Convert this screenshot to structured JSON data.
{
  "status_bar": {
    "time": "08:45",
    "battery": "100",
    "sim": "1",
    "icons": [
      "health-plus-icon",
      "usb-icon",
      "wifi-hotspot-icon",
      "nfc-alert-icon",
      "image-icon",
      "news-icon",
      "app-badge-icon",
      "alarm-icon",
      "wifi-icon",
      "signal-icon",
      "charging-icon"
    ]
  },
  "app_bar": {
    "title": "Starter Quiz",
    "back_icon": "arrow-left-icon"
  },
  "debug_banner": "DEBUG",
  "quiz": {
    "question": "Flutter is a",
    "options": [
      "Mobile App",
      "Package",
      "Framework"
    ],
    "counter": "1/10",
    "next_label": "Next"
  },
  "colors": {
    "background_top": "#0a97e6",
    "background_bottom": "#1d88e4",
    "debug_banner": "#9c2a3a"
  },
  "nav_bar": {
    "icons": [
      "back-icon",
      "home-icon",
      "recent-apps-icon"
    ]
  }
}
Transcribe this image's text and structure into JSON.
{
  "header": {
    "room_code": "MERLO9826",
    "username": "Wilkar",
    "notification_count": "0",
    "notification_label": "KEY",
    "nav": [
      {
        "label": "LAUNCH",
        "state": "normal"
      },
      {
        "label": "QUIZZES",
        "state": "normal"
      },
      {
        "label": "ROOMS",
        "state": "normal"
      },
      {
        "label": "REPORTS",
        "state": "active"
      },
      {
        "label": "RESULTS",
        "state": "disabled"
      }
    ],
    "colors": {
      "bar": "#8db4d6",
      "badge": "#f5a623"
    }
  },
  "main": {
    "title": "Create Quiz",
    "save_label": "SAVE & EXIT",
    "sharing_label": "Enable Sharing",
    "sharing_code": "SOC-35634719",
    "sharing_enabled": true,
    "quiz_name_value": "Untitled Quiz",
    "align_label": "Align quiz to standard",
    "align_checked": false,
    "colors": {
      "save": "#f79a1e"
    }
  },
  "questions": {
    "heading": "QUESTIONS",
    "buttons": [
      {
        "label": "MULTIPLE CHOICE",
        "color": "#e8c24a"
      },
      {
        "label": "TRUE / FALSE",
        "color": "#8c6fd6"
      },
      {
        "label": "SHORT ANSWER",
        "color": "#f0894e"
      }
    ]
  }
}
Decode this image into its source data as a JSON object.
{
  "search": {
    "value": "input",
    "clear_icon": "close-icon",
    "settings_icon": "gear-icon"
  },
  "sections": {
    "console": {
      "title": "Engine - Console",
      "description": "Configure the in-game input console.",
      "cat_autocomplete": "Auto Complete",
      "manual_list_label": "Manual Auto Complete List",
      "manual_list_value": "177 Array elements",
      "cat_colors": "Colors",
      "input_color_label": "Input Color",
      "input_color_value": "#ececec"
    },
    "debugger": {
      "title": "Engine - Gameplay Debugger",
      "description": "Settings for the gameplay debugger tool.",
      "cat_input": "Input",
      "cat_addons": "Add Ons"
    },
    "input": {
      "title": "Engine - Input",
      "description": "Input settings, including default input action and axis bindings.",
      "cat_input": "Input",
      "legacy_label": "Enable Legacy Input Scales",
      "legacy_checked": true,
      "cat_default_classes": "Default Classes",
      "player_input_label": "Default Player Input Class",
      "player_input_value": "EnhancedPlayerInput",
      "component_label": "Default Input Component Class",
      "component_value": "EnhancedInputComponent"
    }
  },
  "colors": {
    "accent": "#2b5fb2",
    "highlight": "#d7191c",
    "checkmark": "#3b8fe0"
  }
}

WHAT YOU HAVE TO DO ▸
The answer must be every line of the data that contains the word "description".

ANSWER SPACE ▸
      "description": "Configure the in-game input console.",
      "description": "Settings for the gameplay debugger tool.",
      "description": "Input settings, including default input action and axis bindings.",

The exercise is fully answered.